◆ **Aim of the exercise**:
Check each line of the data for "Audio", and copy the ones that have it.

————————

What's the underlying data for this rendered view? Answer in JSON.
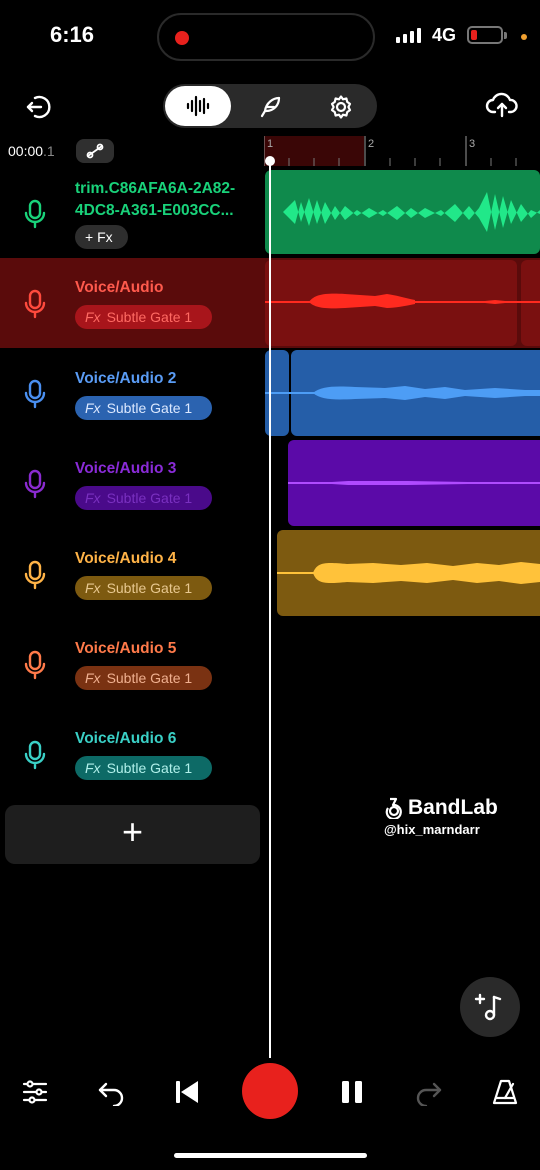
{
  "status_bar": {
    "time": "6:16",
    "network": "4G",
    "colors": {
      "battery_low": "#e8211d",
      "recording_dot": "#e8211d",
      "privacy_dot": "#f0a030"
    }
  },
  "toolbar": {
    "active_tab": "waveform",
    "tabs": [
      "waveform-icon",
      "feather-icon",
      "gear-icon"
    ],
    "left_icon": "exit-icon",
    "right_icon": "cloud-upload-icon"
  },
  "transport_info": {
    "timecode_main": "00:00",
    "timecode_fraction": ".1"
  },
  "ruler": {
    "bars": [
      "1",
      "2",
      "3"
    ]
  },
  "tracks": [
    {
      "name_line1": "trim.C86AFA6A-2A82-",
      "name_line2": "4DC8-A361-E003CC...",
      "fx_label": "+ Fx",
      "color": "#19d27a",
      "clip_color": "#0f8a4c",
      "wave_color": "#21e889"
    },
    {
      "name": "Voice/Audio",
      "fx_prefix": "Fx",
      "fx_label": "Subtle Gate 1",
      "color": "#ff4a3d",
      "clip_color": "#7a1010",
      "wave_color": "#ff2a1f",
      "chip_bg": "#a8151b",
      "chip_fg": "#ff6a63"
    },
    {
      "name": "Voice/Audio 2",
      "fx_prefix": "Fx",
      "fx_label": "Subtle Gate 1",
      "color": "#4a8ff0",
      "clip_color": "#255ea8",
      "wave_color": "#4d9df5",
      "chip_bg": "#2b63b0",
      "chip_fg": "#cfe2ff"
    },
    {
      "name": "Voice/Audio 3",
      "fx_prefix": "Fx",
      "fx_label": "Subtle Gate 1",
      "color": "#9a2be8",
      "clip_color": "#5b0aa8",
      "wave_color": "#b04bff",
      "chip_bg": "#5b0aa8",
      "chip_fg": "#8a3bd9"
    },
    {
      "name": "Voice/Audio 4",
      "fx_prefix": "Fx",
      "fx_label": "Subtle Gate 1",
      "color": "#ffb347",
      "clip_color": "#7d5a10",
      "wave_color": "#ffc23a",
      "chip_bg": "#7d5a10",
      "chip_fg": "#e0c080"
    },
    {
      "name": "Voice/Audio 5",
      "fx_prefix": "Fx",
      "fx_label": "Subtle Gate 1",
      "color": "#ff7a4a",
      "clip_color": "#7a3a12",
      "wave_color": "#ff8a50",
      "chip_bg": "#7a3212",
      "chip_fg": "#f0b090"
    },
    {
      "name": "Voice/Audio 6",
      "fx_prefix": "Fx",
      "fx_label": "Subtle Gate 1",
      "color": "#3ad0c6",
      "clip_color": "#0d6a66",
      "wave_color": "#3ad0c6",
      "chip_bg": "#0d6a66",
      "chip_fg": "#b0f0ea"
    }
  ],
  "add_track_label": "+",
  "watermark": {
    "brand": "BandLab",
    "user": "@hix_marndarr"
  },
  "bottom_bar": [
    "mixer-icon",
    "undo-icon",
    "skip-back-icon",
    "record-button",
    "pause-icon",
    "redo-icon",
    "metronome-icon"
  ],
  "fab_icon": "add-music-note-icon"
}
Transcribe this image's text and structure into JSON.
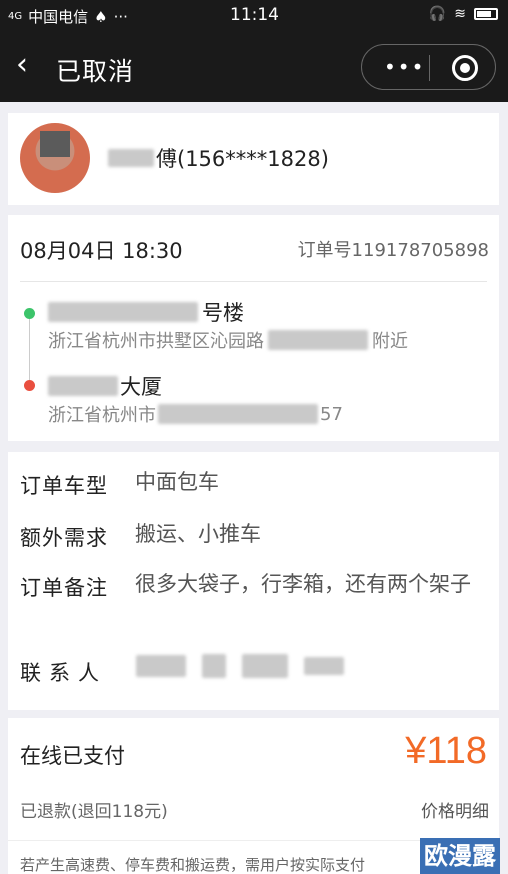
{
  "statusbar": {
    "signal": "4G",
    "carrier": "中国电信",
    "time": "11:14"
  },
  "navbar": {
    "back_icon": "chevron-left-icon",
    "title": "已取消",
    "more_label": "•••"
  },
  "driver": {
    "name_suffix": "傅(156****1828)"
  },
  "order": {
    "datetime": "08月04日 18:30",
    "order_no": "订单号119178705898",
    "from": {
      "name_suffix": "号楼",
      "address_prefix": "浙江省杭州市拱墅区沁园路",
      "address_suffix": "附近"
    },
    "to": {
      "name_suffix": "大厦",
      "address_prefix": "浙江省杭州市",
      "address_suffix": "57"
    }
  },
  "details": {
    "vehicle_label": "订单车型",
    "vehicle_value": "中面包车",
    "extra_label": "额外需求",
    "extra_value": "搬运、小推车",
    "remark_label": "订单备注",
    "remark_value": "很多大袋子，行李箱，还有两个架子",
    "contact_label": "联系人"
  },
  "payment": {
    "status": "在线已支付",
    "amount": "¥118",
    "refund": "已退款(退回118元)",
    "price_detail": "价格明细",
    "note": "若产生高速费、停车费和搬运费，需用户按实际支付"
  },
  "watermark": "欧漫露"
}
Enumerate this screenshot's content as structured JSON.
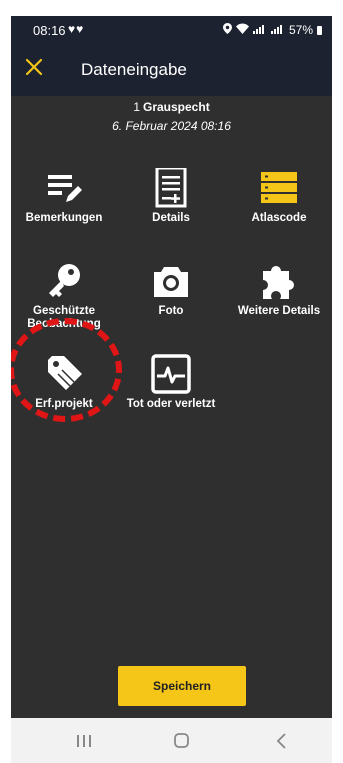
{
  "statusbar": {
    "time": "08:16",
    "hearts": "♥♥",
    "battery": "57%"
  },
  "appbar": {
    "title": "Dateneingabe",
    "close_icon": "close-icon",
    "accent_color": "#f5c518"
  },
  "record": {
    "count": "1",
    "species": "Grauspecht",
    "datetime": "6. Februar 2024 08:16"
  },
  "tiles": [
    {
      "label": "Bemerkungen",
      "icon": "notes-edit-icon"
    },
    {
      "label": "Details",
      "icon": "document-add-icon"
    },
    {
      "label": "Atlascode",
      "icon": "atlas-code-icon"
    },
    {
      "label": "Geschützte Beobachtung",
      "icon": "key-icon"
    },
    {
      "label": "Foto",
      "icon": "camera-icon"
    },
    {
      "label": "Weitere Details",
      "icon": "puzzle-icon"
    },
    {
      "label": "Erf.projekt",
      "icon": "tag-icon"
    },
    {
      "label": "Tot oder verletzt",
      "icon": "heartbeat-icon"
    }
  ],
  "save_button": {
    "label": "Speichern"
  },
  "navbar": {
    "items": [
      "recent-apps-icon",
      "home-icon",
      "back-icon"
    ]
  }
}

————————

◆ **Completed exercise**:
      "name": "Voice/Audio",
      "name": "Voice/Audio 2",
      "name": "Voice/Audio 3",
      "name": "Voice/Audio 4",
      "name": "Voice/Audio 5",
      "name": "Voice/Audio 6",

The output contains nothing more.